A GUIDE outlining the procedures for research, which Malay literature specialist Dr Amin Sweeney wrote some 40 years ago, still stands as a basic reading text in any methodology seminar today.
“Sweeney wrote it in 1972 and it became the basis for all his subsequent researches. It remains useful today as it rests on a strong grasp of the realities of working in the field,” says James T Collins, a historical linguist at the Northern Illinois University, America.
Collins said this during his presentation on Sweeney’s contributions to the study of Malay culture and tradition at Universiti Kebangsaan Malaysia (UKM) recently.
Organised by UKM’s Institute of Ethnic Studies, the memorial lecture paid tribute to Sweeney’s more than 50 years contribution to Malay studies before his death in 2010.
In the article Some Suggestions On The Collecting Of Oral Literature, With Special Reference To West Malaysia, published in the Federation Museums Journal (17th edition), Sweeney mentioned conducting a preliminary study to determine “basic local practices and perceptions” as his first step in research.
He believed that in all empirical projects, the researcher must test his hypotheses again and again, and find new materials to verify or disprove initial conclusions.

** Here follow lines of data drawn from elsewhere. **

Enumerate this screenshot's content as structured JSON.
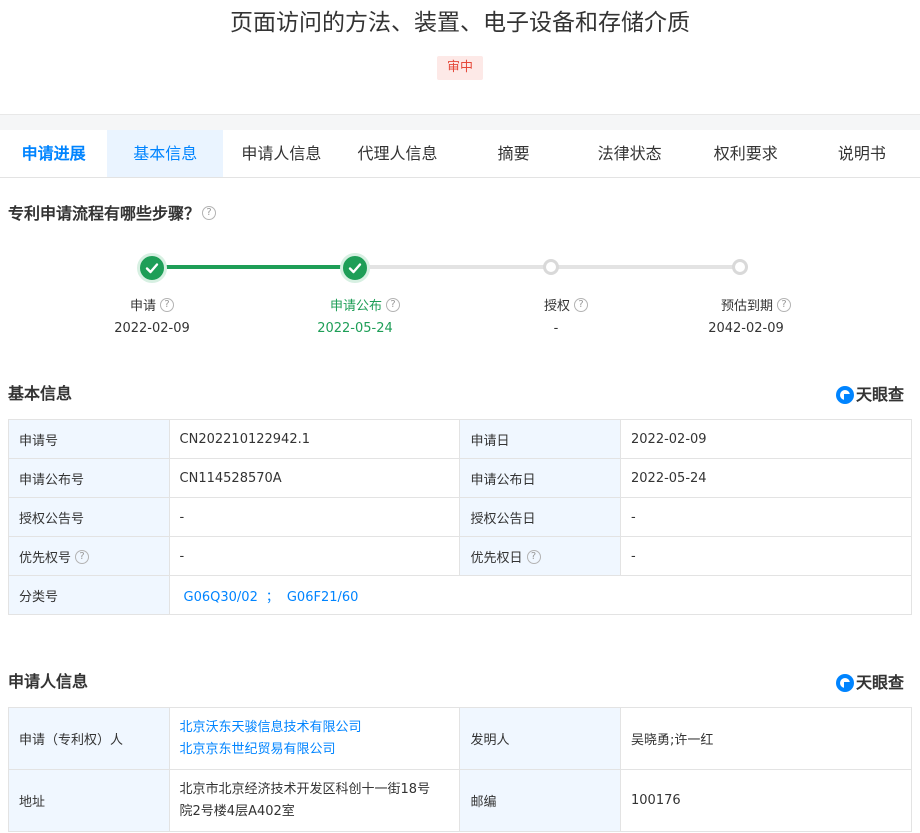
{
  "header": {
    "title": "页面访问的方法、装置、电子设备和存储介质",
    "status": "审中"
  },
  "tabs": [
    "申请进展",
    "基本信息",
    "申请人信息",
    "代理人信息",
    "摘要",
    "法律状态",
    "权利要求",
    "说明书"
  ],
  "progress": {
    "title": "专利申请流程有哪些步骤？",
    "steps": [
      {
        "label": "申请",
        "date": "2022-02-09",
        "state": "done"
      },
      {
        "label": "申请公布",
        "date": "2022-05-24",
        "state": "done"
      },
      {
        "label": "授权",
        "date": "-",
        "state": "pending"
      },
      {
        "label": "预估到期",
        "date": "2042-02-09",
        "state": "pending"
      }
    ]
  },
  "brand": "天眼查",
  "basic": {
    "title": "基本信息",
    "rows": [
      {
        "k1": "申请号",
        "v1": "CN202210122942.1",
        "k2": "申请日",
        "v2": "2022-02-09"
      },
      {
        "k1": "申请公布号",
        "v1": "CN114528570A",
        "k2": "申请公布日",
        "v2": "2022-05-24"
      },
      {
        "k1": "授权公告号",
        "v1": "-",
        "k2": "授权公告日",
        "v2": "-"
      },
      {
        "k1": "优先权号",
        "v1": "-",
        "k2": "优先权日",
        "v2": "-"
      }
    ],
    "classification": {
      "label": "分类号",
      "codes": [
        "G06Q30/02",
        "G06F21/60"
      ],
      "separator": "；"
    }
  },
  "applicant": {
    "title": "申请人信息",
    "applicant_label": "申请（专利权）人",
    "applicants": [
      "北京沃东天骏信息技术有限公司",
      "北京京东世纪贸易有限公司"
    ],
    "inventor_label": "发明人",
    "inventors": "吴晓勇;许一红",
    "address_label": "地址",
    "address_lines": [
      "北京市北京经济技术开发区科创十一街18号",
      "院2号楼4层A402室"
    ],
    "postcode_label": "邮编",
    "postcode": "100176"
  },
  "colors": {
    "accent": "#0084ff",
    "success": "#1e9e57",
    "status_bg": "#fde9e7",
    "status_text": "#e5493a"
  }
}
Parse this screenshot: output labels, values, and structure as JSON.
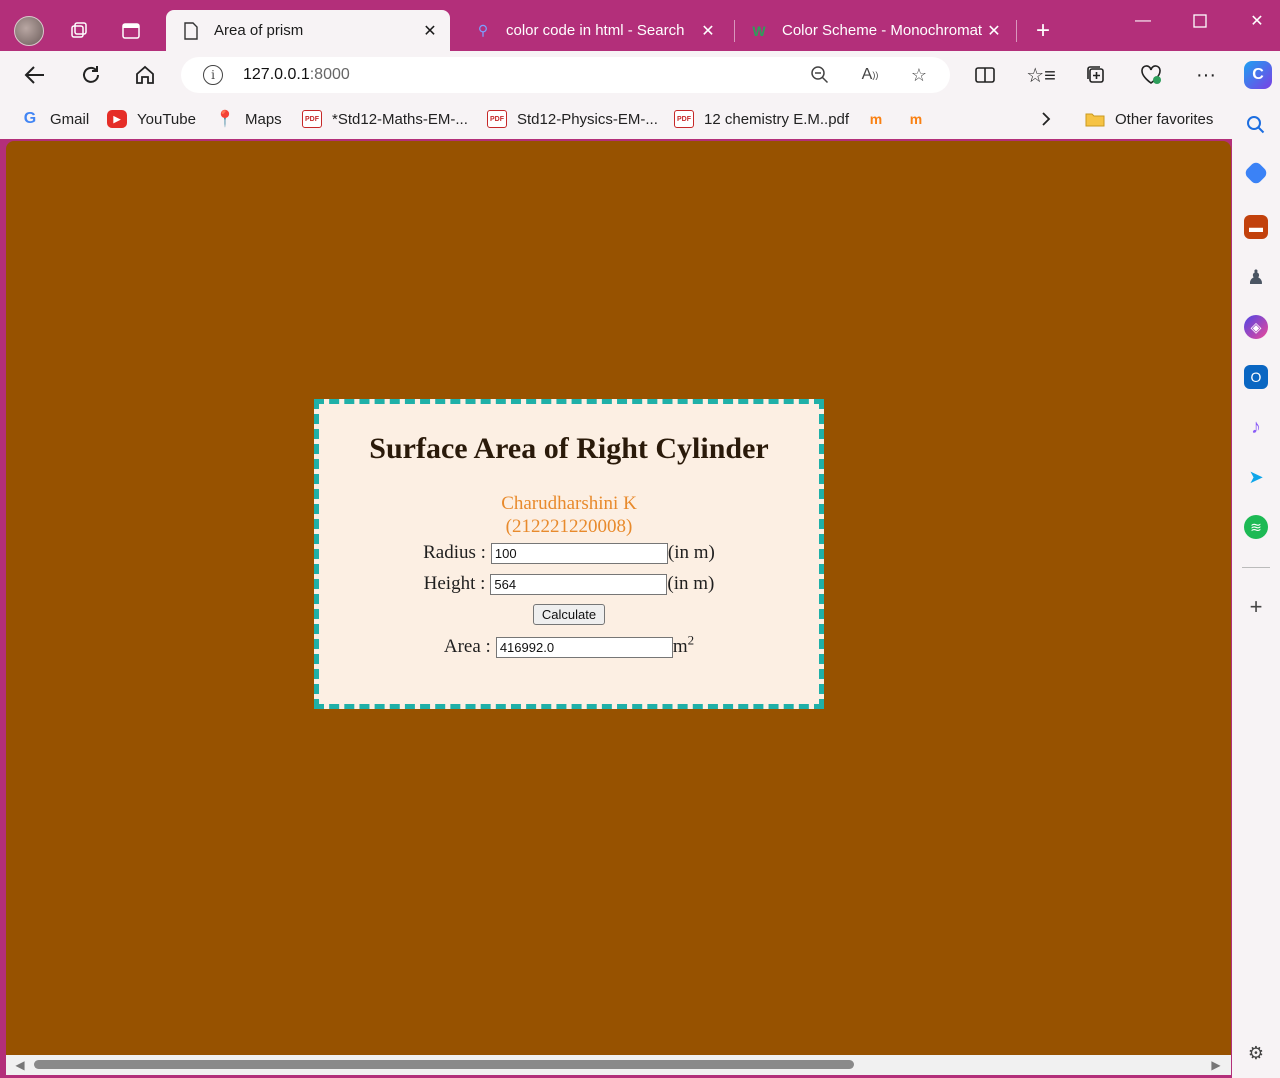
{
  "browser": {
    "tabs": [
      {
        "label": "Area of prism",
        "active": true
      },
      {
        "label": "color code in html - Search",
        "active": false
      },
      {
        "label": "Color Scheme - Monochromat",
        "active": false
      }
    ],
    "address": {
      "host": "127.0.0.1",
      "port": ":8000"
    },
    "favorites": [
      {
        "label": "Gmail",
        "icon": "gmail-icon"
      },
      {
        "label": "YouTube",
        "icon": "youtube-icon"
      },
      {
        "label": "Maps",
        "icon": "maps-icon"
      },
      {
        "label": "*Std12-Maths-EM-...",
        "icon": "pdf-icon"
      },
      {
        "label": "Std12-Physics-EM-...",
        "icon": "pdf-icon"
      },
      {
        "label": "12 chemistry E.M..pdf",
        "icon": "pdf-icon"
      }
    ],
    "other_favorites": "Other favorites",
    "colors": {
      "frame": "#b32f7a",
      "page_bg": "#975200",
      "card_bg": "#fcefe3",
      "card_border": "#1fb0a8",
      "author": "#e88a2c"
    }
  },
  "page": {
    "title": "Surface Area of Right Cylinder",
    "author_name": "Charudharshini K",
    "author_id": "(212221220008)",
    "radius_label": "Radius :",
    "radius_value": "100",
    "height_label": "Height :",
    "height_value": "564",
    "unit": "(in m)",
    "calculate_label": "Calculate",
    "area_label": "Area :",
    "area_value": "416992.0",
    "area_unit": "m",
    "area_unit_exp": "2"
  }
}
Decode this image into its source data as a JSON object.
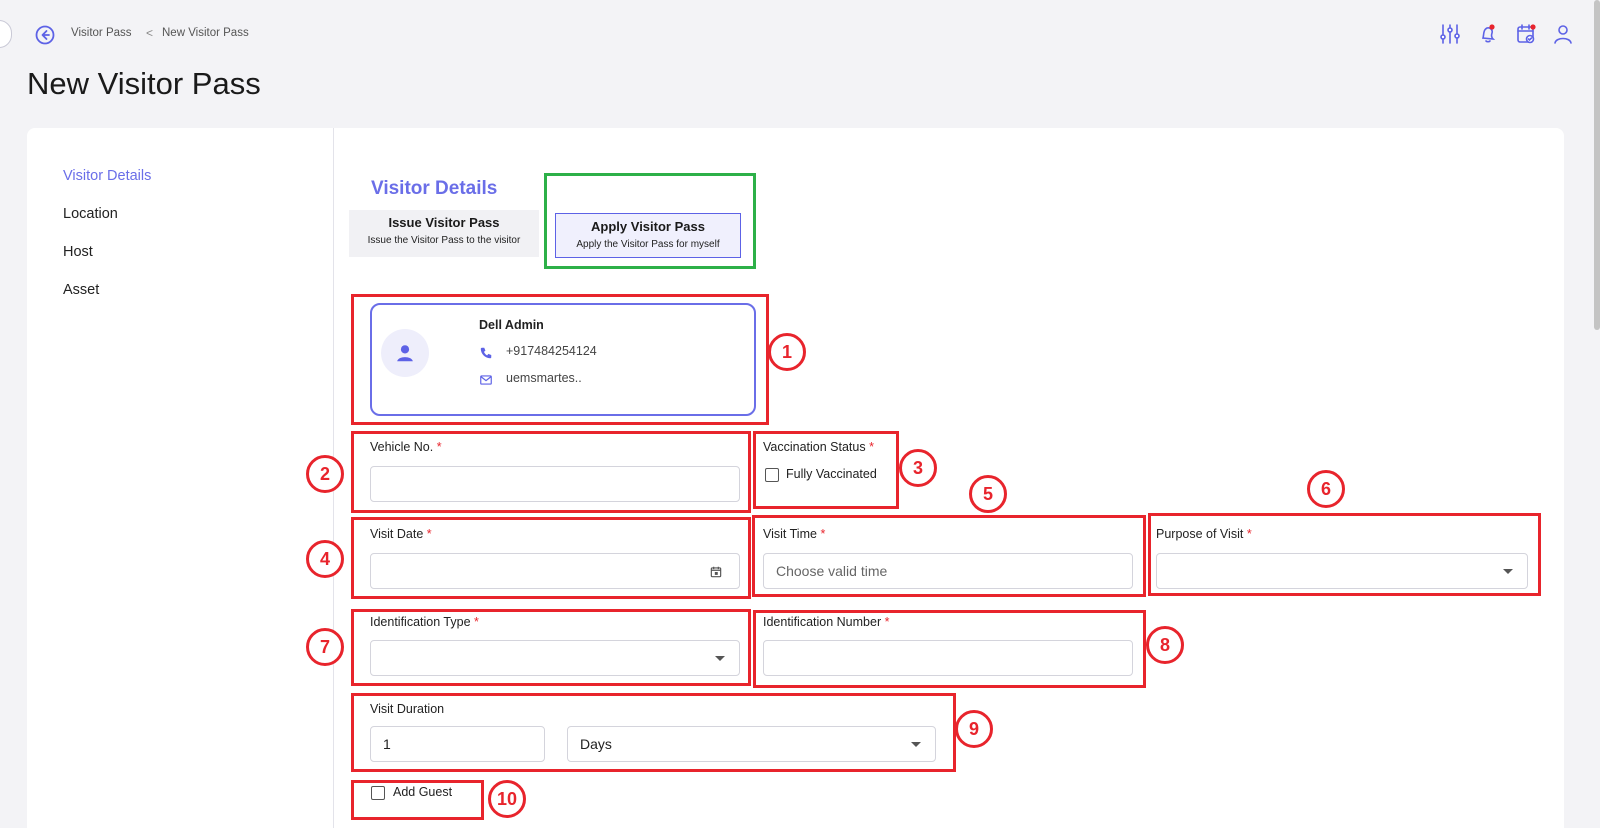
{
  "breadcrumb": {
    "parent": "Visitor Pass",
    "separator": "<",
    "current": "New Visitor Pass"
  },
  "page_title": "New Visitor Pass",
  "header_icons": [
    "sliders-icon",
    "notification-bell-icon",
    "calendar-check-icon",
    "user-profile-icon"
  ],
  "sidebar": {
    "items": [
      {
        "label": "Visitor Details",
        "active": true
      },
      {
        "label": "Location",
        "active": false
      },
      {
        "label": "Host",
        "active": false
      },
      {
        "label": "Asset",
        "active": false
      }
    ]
  },
  "section_title": "Visitor Details",
  "pass_options": {
    "issue": {
      "title": "Issue Visitor Pass",
      "subtitle": "Issue the Visitor Pass to the visitor"
    },
    "apply": {
      "title": "Apply Visitor Pass",
      "subtitle": "Apply the Visitor Pass for myself",
      "selected": true
    }
  },
  "profile": {
    "name": "Dell Admin",
    "phone": "+917484254124",
    "email": "uemsmartes.."
  },
  "form": {
    "vehicle_no": {
      "label": "Vehicle No.",
      "required": "*",
      "value": ""
    },
    "vaccination": {
      "label": "Vaccination Status",
      "required": "*",
      "option_label": "Fully Vaccinated",
      "checked": false
    },
    "visit_date": {
      "label": "Visit Date",
      "required": "*",
      "value": ""
    },
    "visit_time": {
      "label": "Visit Time",
      "required": "*",
      "placeholder": "Choose valid time"
    },
    "purpose": {
      "label": "Purpose of Visit",
      "required": "*",
      "value": ""
    },
    "id_type": {
      "label": "Identification Type",
      "required": "*",
      "value": ""
    },
    "id_number": {
      "label": "Identification Number",
      "required": "*",
      "value": ""
    },
    "duration": {
      "label": "Visit Duration",
      "value": "1",
      "unit": "Days"
    },
    "add_guest": {
      "label": "Add Guest",
      "checked": false
    }
  },
  "annotation_numbers": [
    "1",
    "2",
    "3",
    "4",
    "5",
    "6",
    "7",
    "8",
    "9",
    "10"
  ],
  "colors": {
    "accent": "#6a6ee8",
    "annotation_red": "#e8242c",
    "annotation_green": "#2db048"
  }
}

Sweeney also listed five components of the collection process — finding informants, dealing with informants, recording, interviewing and transcribing.
His method was ahead of the curve when compared to anthropologists of his era.
Linguists of the 1950s and 1960s had “purposely sought out the oldest members of a community to serve as informants in English dialect surveys“.
Sweeney, on the other hand, recorded the best and the worst performers of oral tradition, regardless of age and experience, as he believed this was the “only way we can discover the criteria which are used to distinguish good from bad“.
In keeping with this method, Sweeney spent 10 years “revisiting, rethinking and reactivating” his projects.
For example, Sweeney diligently recorded the performance of Raja Budak presented by Tuk Selampit Mat Nor five times between 1968 and 1978.
Besides taping Mat Nor, Sweeney also recorded his teacher Setapa telling the same tale.
“When he invited Mat Nor to perform it one more time in 1991, (the storyteller) had forgotten the story,” says Collins.
Sweeney also urged researchers to interview informants in their element.
As Sweeney puts it: “The onus is on the (researcher) to create the necessary atmosphere by ensuring that an audience is present” as the wrong setting can yield skewed results.
He shared many more tips on topics ranging from interviewing and transcribing in his article, which Collins recommends to all researchers.
“Sweeney’s overall methodology — available in journals and books in libraries and online stores — is worth exploring in great detail,” he adds.